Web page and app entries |
--------
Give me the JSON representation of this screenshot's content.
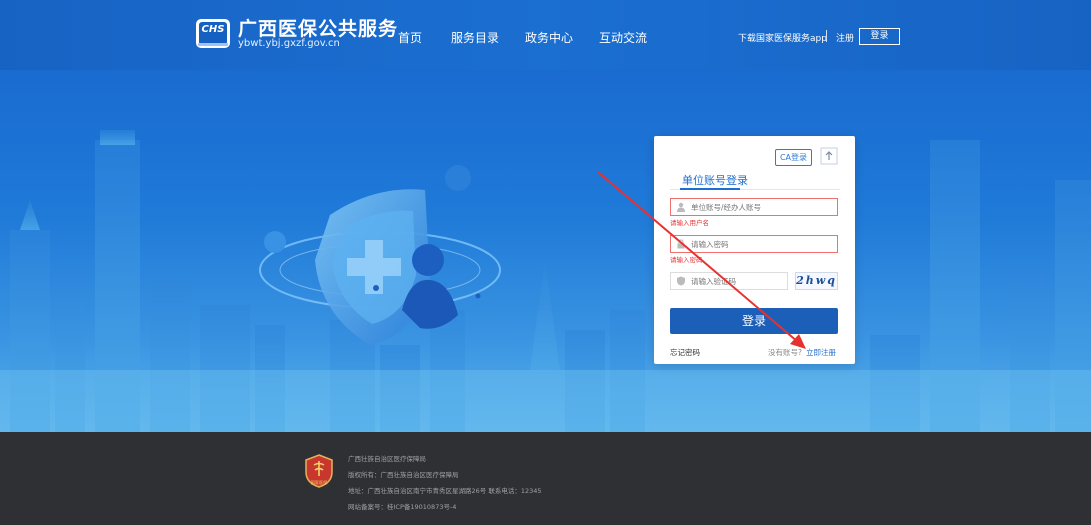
{
  "header": {
    "logo_text": "CHS",
    "title": "广西医保公共服务",
    "url": "ybwt.ybj.gxzf.gov.cn",
    "nav": [
      "首页",
      "服务目录",
      "政务中心",
      "互动交流"
    ],
    "app_download": "下载国家医保服务app",
    "register": "注册",
    "login": "登录"
  },
  "login": {
    "ca_login": "CA登录",
    "tab": "单位账号登录",
    "username_placeholder": "单位账号/经办人账号",
    "username_error": "请输入用户名",
    "password_placeholder": "请输入密码",
    "password_error": "请输入密码",
    "captcha_placeholder": "请输入验证码",
    "captcha_text": "2hwq",
    "submit": "登录",
    "forgot": "忘记密码",
    "no_account": "没有账号?",
    "register_now": "立即注册"
  },
  "footer": {
    "emblem_label": "国家医保",
    "lines": [
      "广西壮族自治区医疗保障局",
      "版权所有：广西壮族自治区医疗保障局",
      "地址：广西壮族自治区南宁市青秀区星湖路26号 联系电话：12345",
      "网站备案号：桂ICP备19010873号-4"
    ]
  },
  "colors": {
    "header": "#1763c4",
    "primary_button": "#1c5fb8",
    "error": "#e53333",
    "footer": "#2f3033",
    "annotation_arrow": "#e8312f"
  }
}
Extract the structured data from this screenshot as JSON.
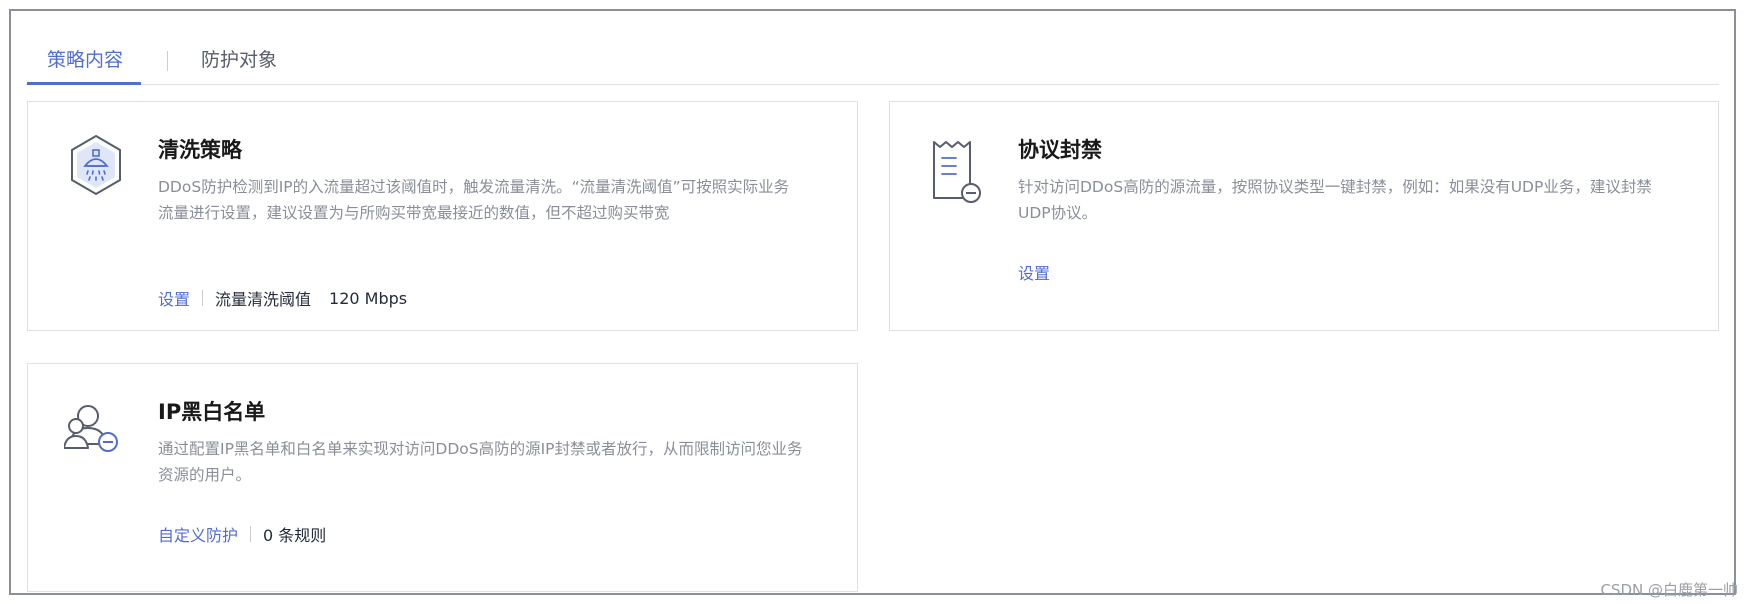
{
  "tabs": {
    "active": "策略内容",
    "inactive": "防护对象"
  },
  "cards": {
    "cleaning": {
      "title": "清洗策略",
      "desc": "DDoS防护检测到IP的入流量超过该阈值时，触发流量清洗。“流量清洗阈值”可按照实际业务流量进行设置，建议设置为与所购买带宽最接近的数值，但不超过购买带宽",
      "link": "设置",
      "label": "流量清洗阈值",
      "value": "120 Mbps",
      "icon": "shield-shower-icon"
    },
    "protocol": {
      "title": "协议封禁",
      "desc": "针对访问DDoS高防的源流量，按照协议类型一键封禁，例如：如果没有UDP业务，建议封禁UDP协议。",
      "link": "设置",
      "icon": "document-minus-icon"
    },
    "ip_list": {
      "title": "IP黑白名单",
      "desc": "通过配置IP黑名单和白名单来实现对访问DDoS高防的源IP封禁或者放行，从而限制访问您业务资源的用户。",
      "link": "自定义防护",
      "value": "0 条规则",
      "icon": "users-minus-icon"
    }
  },
  "watermark": "CSDN @白鹿第一帅",
  "colors": {
    "accent": "#526ecc",
    "border": "#dfe1e6",
    "muted_text": "#8a8e99"
  }
}
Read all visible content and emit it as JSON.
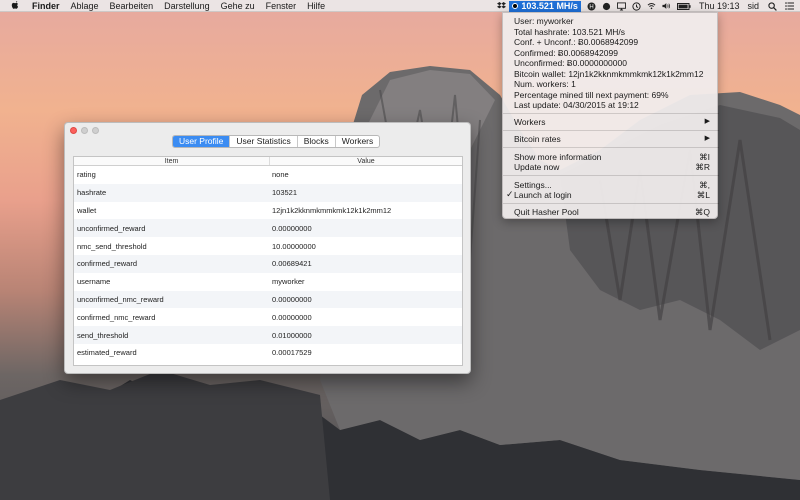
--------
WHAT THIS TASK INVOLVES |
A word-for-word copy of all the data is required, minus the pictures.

EXERCISE OUTPUT |
Give me the JSON representation of this screenshot's content.
{
  "header": {
    "logo_text": "CHS",
    "title": "广西医保公共服务",
    "url": "ybwt.ybj.gxzf.gov.cn",
    "nav": [
      "首页",
      "服务目录",
      "政务中心",
      "互动交流"
    ],
    "app_download": "下载国家医保服务app",
    "register": "注册",
    "login": "登录"
  },
  "login": {
    "ca_login": "CA登录",
    "tab": "单位账号登录",
    "username_placeholder": "单位账号/经办人账号",
    "username_error": "请输入用户名",
    "password_placeholder": "请输入密码",
    "password_error": "请输入密码",
    "captcha_placeholder": "请输入验证码",
    "captcha_text": "2hwq",
    "submit": "登录",
    "forgot": "忘记密码",
    "no_account": "没有账号?",
    "register_now": "立即注册"
  },
  "footer": {
    "emblem_label": "国家医保",
    "lines": [
      "广西壮族自治区医疗保障局",
      "版权所有：广西壮族自治区医疗保障局",
      "地址：广西壮族自治区南宁市青秀区星湖路26号 联系电话：12345",
      "网站备案号：桂ICP备19010873号-4"
    ]
  },
  "colors": {
    "header": "#1763c4",
    "primary_button": "#1c5fb8",
    "error": "#e53333",
    "footer": "#2f3033",
    "annotation_arrow": "#e8312f"
  }
}
Extract the structured data from this screenshot as JSON.
{
  "tabs": {
    "active": "策略内容",
    "inactive": "防护对象"
  },
  "cards": {
    "cleaning": {
      "title": "清洗策略",
      "desc": "DDoS防护检测到IP的入流量超过该阈值时，触发流量清洗。“流量清洗阈值”可按照实际业务流量进行设置，建议设置为与所购买带宽最接近的数值，但不超过购买带宽",
      "link": "设置",
      "label": "流量清洗阈值",
      "value": "120 Mbps",
      "icon": "shield-shower-icon"
    },
    "protocol": {
      "title": "协议封禁",
      "desc": "针对访问DDoS高防的源流量，按照协议类型一键封禁，例如：如果没有UDP业务，建议封禁UDP协议。",
      "link": "设置",
      "icon": "document-minus-icon"
    },
    "ip_list": {
      "title": "IP黑白名单",
      "desc": "通过配置IP黑名单和白名单来实现对访问DDoS高防的源IP封禁或者放行，从而限制访问您业务资源的用户。",
      "link": "自定义防护",
      "value": "0 条规则",
      "icon": "users-minus-icon"
    }
  },
  "watermark": "CSDN @白鹿第一帅",
  "colors": {
    "accent": "#526ecc",
    "border": "#dfe1e6",
    "muted_text": "#8a8e99"
  }
}
Read all visible content and emit it as JSON.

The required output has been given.